In Olympic years, some People of the Book become people of the backstroke, the clean-and-jerk, and the high hurdles.
The Games, Summer and Winter, serve as a showcase for the best athletes, Jewish and non-Jewish. From A (Ruth Abeles) to Z (Eli Zuckerman), names like Mark Spitz and Kerry Strug are in the record books as well as Jewish history texts.
Beginning with 10 medals won by Jewish athletes at the first modern Olympics in Athens in 1896, Jews have been a steady presence at the international competition.
In Israel dog-bites-man is not news.
But leopard-tries-to is.
Arthur Du Mosch, a 49-year-old tour guide who made aliyah from Amsterdam 22 years ago, awoke early Monday morning to find a wild leopard in his bedroom in Sde Boker, a Negev kibbutz.
Du Mosch says the feline, which was too old to seek prey in the wild, was part of a pack that had been hunting domestic dogs and cats in the area recently, chasing the family’s house cat, Zehava, through an open window.
Yeshiva University is considering closing its 80-year-old Modern Orthodox boys high school in Washington Heights, once the primary feeder for its undergraduate college for men with which it shares a campus.
Faced with a choice between financial pragmatism and a proud tradition of Torah education, Dr. Norman Lamm, Y.U.'s president, will have to decide later this year whether or not to phase out the school over several years.
The Jewish Communal Fund, which has consistently been the largest single contributor to UJA-Federation, broadened the scope of its support last year with gifts to UJA-Federation's fund that supports building projects.

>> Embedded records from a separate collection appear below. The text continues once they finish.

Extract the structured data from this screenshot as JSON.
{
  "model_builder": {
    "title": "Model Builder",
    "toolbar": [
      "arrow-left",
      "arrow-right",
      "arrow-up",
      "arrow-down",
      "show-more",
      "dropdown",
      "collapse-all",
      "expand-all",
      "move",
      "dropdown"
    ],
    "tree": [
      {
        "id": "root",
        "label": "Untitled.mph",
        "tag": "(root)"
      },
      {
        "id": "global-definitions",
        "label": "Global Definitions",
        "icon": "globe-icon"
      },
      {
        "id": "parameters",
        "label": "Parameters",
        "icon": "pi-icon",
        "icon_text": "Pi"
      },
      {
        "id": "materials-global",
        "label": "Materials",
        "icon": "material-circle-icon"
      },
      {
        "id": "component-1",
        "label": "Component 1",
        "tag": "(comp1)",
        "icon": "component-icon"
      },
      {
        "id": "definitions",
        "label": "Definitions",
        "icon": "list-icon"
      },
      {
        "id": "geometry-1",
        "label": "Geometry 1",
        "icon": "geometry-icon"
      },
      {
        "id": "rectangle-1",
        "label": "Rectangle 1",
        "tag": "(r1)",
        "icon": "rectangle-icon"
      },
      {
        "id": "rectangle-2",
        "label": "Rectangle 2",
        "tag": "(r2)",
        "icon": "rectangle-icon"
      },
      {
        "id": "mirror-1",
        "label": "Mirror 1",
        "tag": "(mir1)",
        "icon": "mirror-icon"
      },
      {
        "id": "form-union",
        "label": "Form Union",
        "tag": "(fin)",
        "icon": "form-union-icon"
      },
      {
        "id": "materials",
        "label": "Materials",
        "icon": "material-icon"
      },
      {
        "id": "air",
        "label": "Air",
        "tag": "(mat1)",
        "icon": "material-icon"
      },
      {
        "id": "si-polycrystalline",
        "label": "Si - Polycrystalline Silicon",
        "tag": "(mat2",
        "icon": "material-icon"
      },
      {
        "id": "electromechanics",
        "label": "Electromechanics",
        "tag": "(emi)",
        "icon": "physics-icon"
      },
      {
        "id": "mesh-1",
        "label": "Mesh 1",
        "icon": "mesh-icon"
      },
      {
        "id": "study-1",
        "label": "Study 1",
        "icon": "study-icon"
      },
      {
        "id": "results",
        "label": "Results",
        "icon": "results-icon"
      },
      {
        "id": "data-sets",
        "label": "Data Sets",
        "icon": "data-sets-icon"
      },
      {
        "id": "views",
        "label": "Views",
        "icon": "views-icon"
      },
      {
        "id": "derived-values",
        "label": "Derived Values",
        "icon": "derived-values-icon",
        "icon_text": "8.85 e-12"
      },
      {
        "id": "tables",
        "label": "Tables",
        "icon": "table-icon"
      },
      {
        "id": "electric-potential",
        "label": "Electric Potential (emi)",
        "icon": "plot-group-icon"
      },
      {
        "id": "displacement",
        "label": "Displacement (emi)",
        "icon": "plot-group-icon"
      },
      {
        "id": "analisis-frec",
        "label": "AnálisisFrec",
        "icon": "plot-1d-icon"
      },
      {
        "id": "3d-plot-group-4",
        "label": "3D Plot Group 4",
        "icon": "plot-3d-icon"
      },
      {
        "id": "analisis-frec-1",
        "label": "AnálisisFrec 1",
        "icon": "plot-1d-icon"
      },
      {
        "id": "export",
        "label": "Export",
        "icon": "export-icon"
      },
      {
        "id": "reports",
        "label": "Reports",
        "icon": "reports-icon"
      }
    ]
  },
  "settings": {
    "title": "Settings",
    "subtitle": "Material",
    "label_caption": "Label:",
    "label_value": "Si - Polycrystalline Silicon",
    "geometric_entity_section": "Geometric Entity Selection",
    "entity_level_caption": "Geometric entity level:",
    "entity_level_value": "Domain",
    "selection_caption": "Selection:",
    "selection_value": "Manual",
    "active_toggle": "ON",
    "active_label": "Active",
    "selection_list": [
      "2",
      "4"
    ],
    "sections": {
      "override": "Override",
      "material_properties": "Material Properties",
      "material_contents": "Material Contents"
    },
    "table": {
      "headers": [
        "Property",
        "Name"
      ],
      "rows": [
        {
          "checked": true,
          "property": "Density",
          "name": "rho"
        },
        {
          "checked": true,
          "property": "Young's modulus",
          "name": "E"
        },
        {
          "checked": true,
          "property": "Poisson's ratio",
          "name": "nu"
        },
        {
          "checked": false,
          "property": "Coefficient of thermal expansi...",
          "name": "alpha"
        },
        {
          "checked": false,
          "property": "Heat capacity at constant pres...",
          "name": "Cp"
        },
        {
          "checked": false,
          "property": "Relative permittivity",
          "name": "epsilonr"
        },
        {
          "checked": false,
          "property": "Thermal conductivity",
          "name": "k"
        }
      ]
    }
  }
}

Noting that JCF donations in the past have been used for UJA-Federation's general operating budget, JCF's endowment committee decided also to "help the network of services to the Jewish and general community by targeting specific projects," according to Lynn Kroll, JCF's endowment committee chair.